> What is expected: Make a verbatim copy of all the records. Skip every image.

> Records drawn from a dataset:
+-------+
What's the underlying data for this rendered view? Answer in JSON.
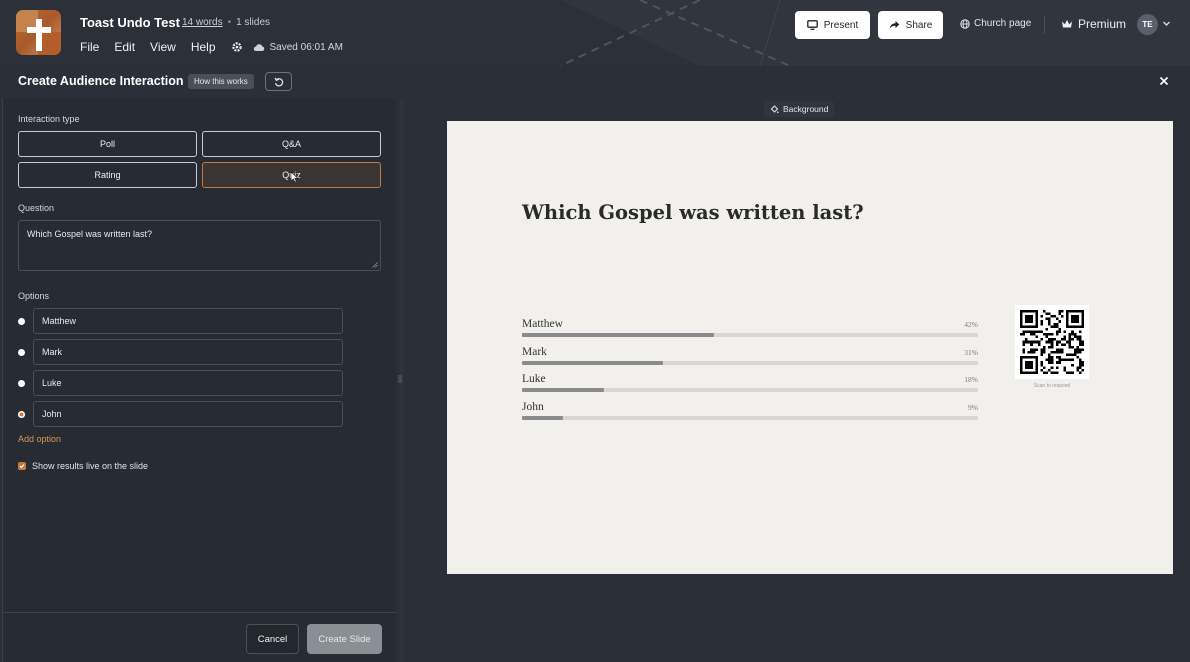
{
  "header": {
    "doc_title": "Toast Undo Test",
    "word_count": "14 words",
    "separator": "•",
    "slide_count": "1 slides",
    "menu": [
      "File",
      "Edit",
      "View",
      "Help"
    ],
    "saved_status": "Saved 06:01 AM",
    "present_label": "Present",
    "share_label": "Share",
    "church_page_label": "Church page",
    "premium_label": "Premium",
    "avatar_initials": "TE",
    "accent_color": "#c47a3c"
  },
  "panel": {
    "title": "Create Audience Interaction",
    "how_this_works": "How this works",
    "interaction_type_label": "Interaction type",
    "types": [
      {
        "label": "Poll",
        "active": false
      },
      {
        "label": "Q&A",
        "active": false
      },
      {
        "label": "Rating",
        "active": false
      },
      {
        "label": "Quiz",
        "active": true
      }
    ],
    "question_label": "Question",
    "question_value": "Which Gospel was written last?",
    "options_label": "Options",
    "options": [
      {
        "label": "Matthew",
        "correct": false
      },
      {
        "label": "Mark",
        "correct": false
      },
      {
        "label": "Luke",
        "correct": false
      },
      {
        "label": "John",
        "correct": true
      }
    ],
    "add_option": "Add option",
    "show_results_label": "Show results live on the slide",
    "show_results_checked": true,
    "cancel_label": "Cancel",
    "create_label": "Create Slide"
  },
  "preview": {
    "background_label": "Background",
    "question": "Which Gospel was written last?",
    "results": [
      {
        "label": "Matthew",
        "percent": 42,
        "percent_text": "42%"
      },
      {
        "label": "Mark",
        "percent": 31,
        "percent_text": "31%"
      },
      {
        "label": "Luke",
        "percent": 18,
        "percent_text": "18%"
      },
      {
        "label": "John",
        "percent": 9,
        "percent_text": "9%"
      }
    ],
    "qr_caption": "Scan to respond"
  }
}
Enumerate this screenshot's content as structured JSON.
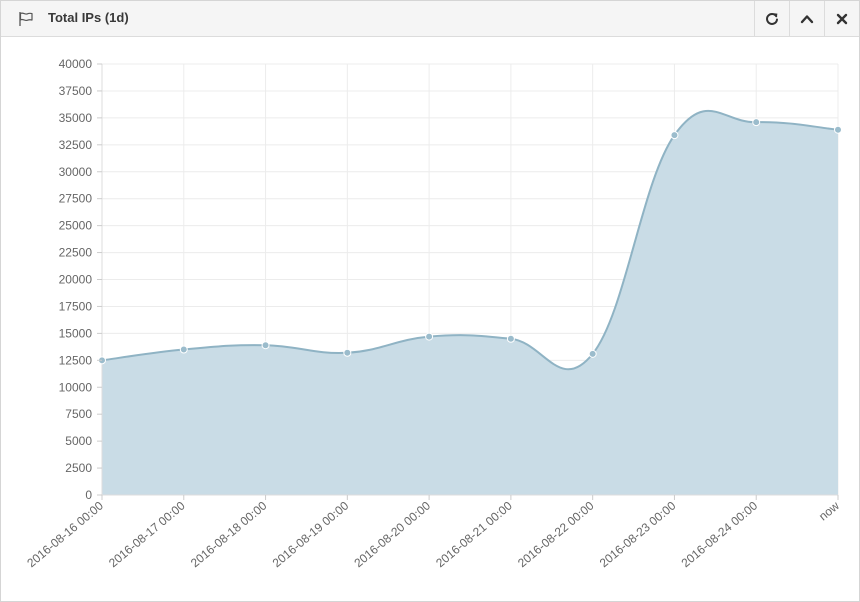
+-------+
> Exercise answer:
What's the underlying data for this rendered view? Answer in JSON.
{
  "header": {
    "doc_title": "Toast Undo Test",
    "word_count": "14 words",
    "separator": "•",
    "slide_count": "1 slides",
    "menu": [
      "File",
      "Edit",
      "View",
      "Help"
    ],
    "saved_status": "Saved 06:01 AM",
    "present_label": "Present",
    "share_label": "Share",
    "church_page_label": "Church page",
    "premium_label": "Premium",
    "avatar_initials": "TE",
    "accent_color": "#c47a3c"
  },
  "panel": {
    "title": "Create Audience Interaction",
    "how_this_works": "How this works",
    "interaction_type_label": "Interaction type",
    "types": [
      {
        "label": "Poll",
        "active": false
      },
      {
        "label": "Q&A",
        "active": false
      },
      {
        "label": "Rating",
        "active": false
      },
      {
        "label": "Quiz",
        "active": true
      }
    ],
    "question_label": "Question",
    "question_value": "Which Gospel was written last?",
    "options_label": "Options",
    "options": [
      {
        "label": "Matthew",
        "correct": false
      },
      {
        "label": "Mark",
        "correct": false
      },
      {
        "label": "Luke",
        "correct": false
      },
      {
        "label": "John",
        "correct": true
      }
    ],
    "add_option": "Add option",
    "show_results_label": "Show results live on the slide",
    "show_results_checked": true,
    "cancel_label": "Cancel",
    "create_label": "Create Slide"
  },
  "preview": {
    "background_label": "Background",
    "question": "Which Gospel was written last?",
    "results": [
      {
        "label": "Matthew",
        "percent": 42,
        "percent_text": "42%"
      },
      {
        "label": "Mark",
        "percent": 31,
        "percent_text": "31%"
      },
      {
        "label": "Luke",
        "percent": 18,
        "percent_text": "18%"
      },
      {
        "label": "John",
        "percent": 9,
        "percent_text": "9%"
      }
    ],
    "qr_caption": "Scan to respond"
  }
}
Enumerate this screenshot's content as structured JSON.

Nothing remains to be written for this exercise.